Even though every day trader has a different daily routine I would like to share mine with you.
I usually start my trading day at 8:30AM EST by tuning on to financial news and the world news. When you're day trading, you must be informed. I try to get a general overview of the news that is moving the market and whether there might be further news breaking shortly (i.e. Fed announcements, economic news). I read most of the news wrap-ups over the Internet, but also listen to financial TV.
However, I take the information I get there very cautiously. Just recently for example they announced a new bull market on TV and the market saw a few very strong days of sell-off after that. You have to be careful of this sort of thing in your day trading.
A very important part of my preparation for day trading is the technical analysis of the market itself, especially the NASDAQ. I will use indicators such as retracements, moving averages and trend lines for my analysis.
Most importantly though, as a day trader, I want to look at recent lows and highs. In fact if someone would wake me up 2 minutes before the open and ask me to make a quick analysis of the market ,I would only look at the prior day's high for upside resistance and the prior day's low for downside support.
I would most likely do very well just by doing that. All market analysis is based on the daily charts.
At the beginning of the trading day I have a list of stocks (a watch list) that I want to watch and potentially trade. This list was usually created the day before, after the market closed.
My watch list mostly contains stocks that I am interested in, based on technical analysis. I will add additional stocks to the list that are gapping for potential momentum trades, as well as stocks that are mentioned by other day traders in newsletters I receive every day. I will only consider stocks that fit my style of day trading and my risk tolerance.
After all that I sometimes have a big list of stocks, and that needs to shrink before the market opens.
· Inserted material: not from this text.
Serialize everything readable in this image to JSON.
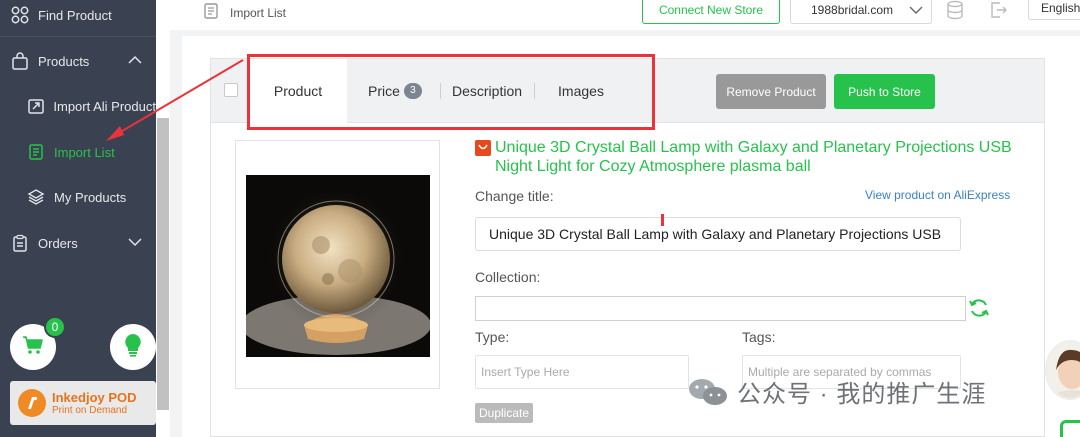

I try to sort out as many stocks as I can and only focus on three to four stocks that I actually put into level 2 screens and add charts to. There might be more stocks in my watch list, but rarely more than 10, simply because I would loose my focus by having too many stocks to watch during my day trading. (More articles on day trading.)